> _GOAL OF THE EXERCISE_: Your task is to repeat the data exactly, every line of it.
[EXTRACTED MATERIAL]
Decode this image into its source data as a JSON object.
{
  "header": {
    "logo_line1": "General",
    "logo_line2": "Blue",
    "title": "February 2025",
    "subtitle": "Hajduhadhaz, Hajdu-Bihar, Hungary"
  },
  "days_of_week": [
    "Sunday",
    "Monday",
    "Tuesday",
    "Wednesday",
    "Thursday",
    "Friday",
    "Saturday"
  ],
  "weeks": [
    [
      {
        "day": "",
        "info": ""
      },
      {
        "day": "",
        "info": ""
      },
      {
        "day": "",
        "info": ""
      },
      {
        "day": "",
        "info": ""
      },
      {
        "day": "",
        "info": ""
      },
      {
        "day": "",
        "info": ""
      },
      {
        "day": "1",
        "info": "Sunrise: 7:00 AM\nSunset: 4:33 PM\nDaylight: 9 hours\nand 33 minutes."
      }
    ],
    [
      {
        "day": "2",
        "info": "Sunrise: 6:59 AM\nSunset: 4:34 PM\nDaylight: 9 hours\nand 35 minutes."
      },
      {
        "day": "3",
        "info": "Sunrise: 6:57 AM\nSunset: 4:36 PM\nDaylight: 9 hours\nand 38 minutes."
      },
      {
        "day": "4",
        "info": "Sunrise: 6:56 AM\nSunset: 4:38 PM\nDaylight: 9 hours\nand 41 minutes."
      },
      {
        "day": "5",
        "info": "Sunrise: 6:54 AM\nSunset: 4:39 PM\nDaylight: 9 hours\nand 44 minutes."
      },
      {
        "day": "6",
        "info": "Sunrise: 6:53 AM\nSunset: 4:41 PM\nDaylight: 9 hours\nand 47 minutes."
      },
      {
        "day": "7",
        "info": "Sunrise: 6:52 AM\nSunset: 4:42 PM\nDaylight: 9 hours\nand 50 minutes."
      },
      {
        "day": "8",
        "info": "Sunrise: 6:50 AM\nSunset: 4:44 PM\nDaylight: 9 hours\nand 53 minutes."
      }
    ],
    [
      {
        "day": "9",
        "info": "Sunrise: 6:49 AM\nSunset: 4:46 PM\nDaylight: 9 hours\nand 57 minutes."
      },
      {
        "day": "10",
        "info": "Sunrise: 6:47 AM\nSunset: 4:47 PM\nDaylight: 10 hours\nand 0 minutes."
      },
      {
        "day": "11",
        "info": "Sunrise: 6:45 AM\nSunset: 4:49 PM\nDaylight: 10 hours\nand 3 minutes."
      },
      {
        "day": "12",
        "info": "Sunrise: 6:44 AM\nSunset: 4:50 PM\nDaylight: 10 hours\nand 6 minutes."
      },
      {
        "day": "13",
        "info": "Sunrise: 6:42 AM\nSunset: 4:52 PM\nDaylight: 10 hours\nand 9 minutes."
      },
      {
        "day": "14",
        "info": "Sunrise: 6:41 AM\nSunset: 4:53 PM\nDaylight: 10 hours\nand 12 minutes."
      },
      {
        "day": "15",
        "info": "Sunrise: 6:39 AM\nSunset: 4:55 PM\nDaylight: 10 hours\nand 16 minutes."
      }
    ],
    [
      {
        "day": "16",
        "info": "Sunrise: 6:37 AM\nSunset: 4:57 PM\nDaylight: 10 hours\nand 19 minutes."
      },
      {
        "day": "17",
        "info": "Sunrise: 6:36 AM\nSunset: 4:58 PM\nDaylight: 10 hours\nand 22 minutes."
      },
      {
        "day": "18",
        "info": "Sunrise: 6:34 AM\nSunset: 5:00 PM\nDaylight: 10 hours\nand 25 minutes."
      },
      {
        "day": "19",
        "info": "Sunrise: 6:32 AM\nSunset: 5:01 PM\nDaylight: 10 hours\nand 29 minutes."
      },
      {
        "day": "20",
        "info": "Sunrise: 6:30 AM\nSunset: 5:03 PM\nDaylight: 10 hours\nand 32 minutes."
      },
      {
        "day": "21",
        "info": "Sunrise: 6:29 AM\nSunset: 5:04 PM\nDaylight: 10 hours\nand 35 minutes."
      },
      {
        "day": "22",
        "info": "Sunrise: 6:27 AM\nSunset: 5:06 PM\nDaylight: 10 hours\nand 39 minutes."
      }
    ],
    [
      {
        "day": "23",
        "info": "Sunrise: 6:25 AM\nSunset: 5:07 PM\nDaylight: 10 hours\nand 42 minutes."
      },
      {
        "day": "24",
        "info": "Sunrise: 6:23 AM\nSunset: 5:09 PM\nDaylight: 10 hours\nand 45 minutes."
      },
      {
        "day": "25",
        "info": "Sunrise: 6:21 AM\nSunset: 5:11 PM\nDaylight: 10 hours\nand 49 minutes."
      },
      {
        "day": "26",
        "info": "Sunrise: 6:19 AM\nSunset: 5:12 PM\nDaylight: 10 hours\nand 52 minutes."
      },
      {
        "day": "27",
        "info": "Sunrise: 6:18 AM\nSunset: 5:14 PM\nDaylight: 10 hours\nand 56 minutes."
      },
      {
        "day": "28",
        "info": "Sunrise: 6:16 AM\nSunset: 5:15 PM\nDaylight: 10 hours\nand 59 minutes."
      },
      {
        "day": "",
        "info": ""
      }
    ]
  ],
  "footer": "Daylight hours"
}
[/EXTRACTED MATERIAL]
> _WRITTEN SOLUTION_:
Decode this image into its source data as a JSON object.
{
  "header": {
    "logo_line1": "General",
    "logo_line2": "Blue",
    "title": "February 2025",
    "subtitle": "Hajduhadhaz, Hajdu-Bihar, Hungary"
  },
  "days_of_week": [
    "Sunday",
    "Monday",
    "Tuesday",
    "Wednesday",
    "Thursday",
    "Friday",
    "Saturday"
  ],
  "weeks": [
    [
      {
        "day": "",
        "info": ""
      },
      {
        "day": "",
        "info": ""
      },
      {
        "day": "",
        "info": ""
      },
      {
        "day": "",
        "info": ""
      },
      {
        "day": "",
        "info": ""
      },
      {
        "day": "",
        "info": ""
      },
      {
        "day": "1",
        "info": "Sunrise: 7:00 AM\nSunset: 4:33 PM\nDaylight: 9 hours\nand 33 minutes."
      }
    ],
    [
      {
        "day": "2",
        "info": "Sunrise: 6:59 AM\nSunset: 4:34 PM\nDaylight: 9 hours\nand 35 minutes."
      },
      {
        "day": "3",
        "info": "Sunrise: 6:57 AM\nSunset: 4:36 PM\nDaylight: 9 hours\nand 38 minutes."
      },
      {
        "day": "4",
        "info": "Sunrise: 6:56 AM\nSunset: 4:38 PM\nDaylight: 9 hours\nand 41 minutes."
      },
      {
        "day": "5",
        "info": "Sunrise: 6:54 AM\nSunset: 4:39 PM\nDaylight: 9 hours\nand 44 minutes."
      },
      {
        "day": "6",
        "info": "Sunrise: 6:53 AM\nSunset: 4:41 PM\nDaylight: 9 hours\nand 47 minutes."
      },
      {
        "day": "7",
        "info": "Sunrise: 6:52 AM\nSunset: 4:42 PM\nDaylight: 9 hours\nand 50 minutes."
      },
      {
        "day": "8",
        "info": "Sunrise: 6:50 AM\nSunset: 4:44 PM\nDaylight: 9 hours\nand 53 minutes."
      }
    ],
    [
      {
        "day": "9",
        "info": "Sunrise: 6:49 AM\nSunset: 4:46 PM\nDaylight: 9 hours\nand 57 minutes."
      },
      {
        "day": "10",
        "info": "Sunrise: 6:47 AM\nSunset: 4:47 PM\nDaylight: 10 hours\nand 0 minutes."
      },
      {
        "day": "11",
        "info": "Sunrise: 6:45 AM\nSunset: 4:49 PM\nDaylight: 10 hours\nand 3 minutes."
      },
      {
        "day": "12",
        "info": "Sunrise: 6:44 AM\nSunset: 4:50 PM\nDaylight: 10 hours\nand 6 minutes."
      },
      {
        "day": "13",
        "info": "Sunrise: 6:42 AM\nSunset: 4:52 PM\nDaylight: 10 hours\nand 9 minutes."
      },
      {
        "day": "14",
        "info": "Sunrise: 6:41 AM\nSunset: 4:53 PM\nDaylight: 10 hours\nand 12 minutes."
      },
      {
        "day": "15",
        "info": "Sunrise: 6:39 AM\nSunset: 4:55 PM\nDaylight: 10 hours\nand 16 minutes."
      }
    ],
    [
      {
        "day": "16",
        "info": "Sunrise: 6:37 AM\nSunset: 4:57 PM\nDaylight: 10 hours\nand 19 minutes."
      },
      {
        "day": "17",
        "info": "Sunrise: 6:36 AM\nSunset: 4:58 PM\nDaylight: 10 hours\nand 22 minutes."
      },
      {
        "day": "18",
        "info": "Sunrise: 6:34 AM\nSunset: 5:00 PM\nDaylight: 10 hours\nand 25 minutes."
      },
      {
        "day": "19",
        "info": "Sunrise: 6:32 AM\nSunset: 5:01 PM\nDaylight: 10 hours\nand 29 minutes."
      },
      {
        "day": "20",
        "info": "Sunrise: 6:30 AM\nSunset: 5:03 PM\nDaylight: 10 hours\nand 32 minutes."
      },
      {
        "day": "21",
        "info": "Sunrise: 6:29 AM\nSunset: 5:04 PM\nDaylight: 10 hours\nand 35 minutes."
      },
      {
        "day": "22",
        "info": "Sunrise: 6:27 AM\nSunset: 5:06 PM\nDaylight: 10 hours\nand 39 minutes."
      }
    ],
    [
      {
        "day": "23",
        "info": "Sunrise: 6:25 AM\nSunset: 5:07 PM\nDaylight: 10 hours\nand 42 minutes."
      },
      {
        "day": "24",
        "info": "Sunrise: 6:23 AM\nSunset: 5:09 PM\nDaylight: 10 hours\nand 45 minutes."
      },
      {
        "day": "25",
        "info": "Sunrise: 6:21 AM\nSunset: 5:11 PM\nDaylight: 10 hours\nand 49 minutes."
      },
      {
        "day": "26",
        "info": "Sunrise: 6:19 AM\nSunset: 5:12 PM\nDaylight: 10 hours\nand 52 minutes."
      },
      {
        "day": "27",
        "info": "Sunrise: 6:18 AM\nSunset: 5:14 PM\nDaylight: 10 hours\nand 56 minutes."
      },
      {
        "day": "28",
        "info": "Sunrise: 6:16 AM\nSunset: 5:15 PM\nDaylight: 10 hours\nand 59 minutes."
      },
      {
        "day": "",
        "info": ""
      }
    ]
  ],
  "footer": "Daylight hours"
}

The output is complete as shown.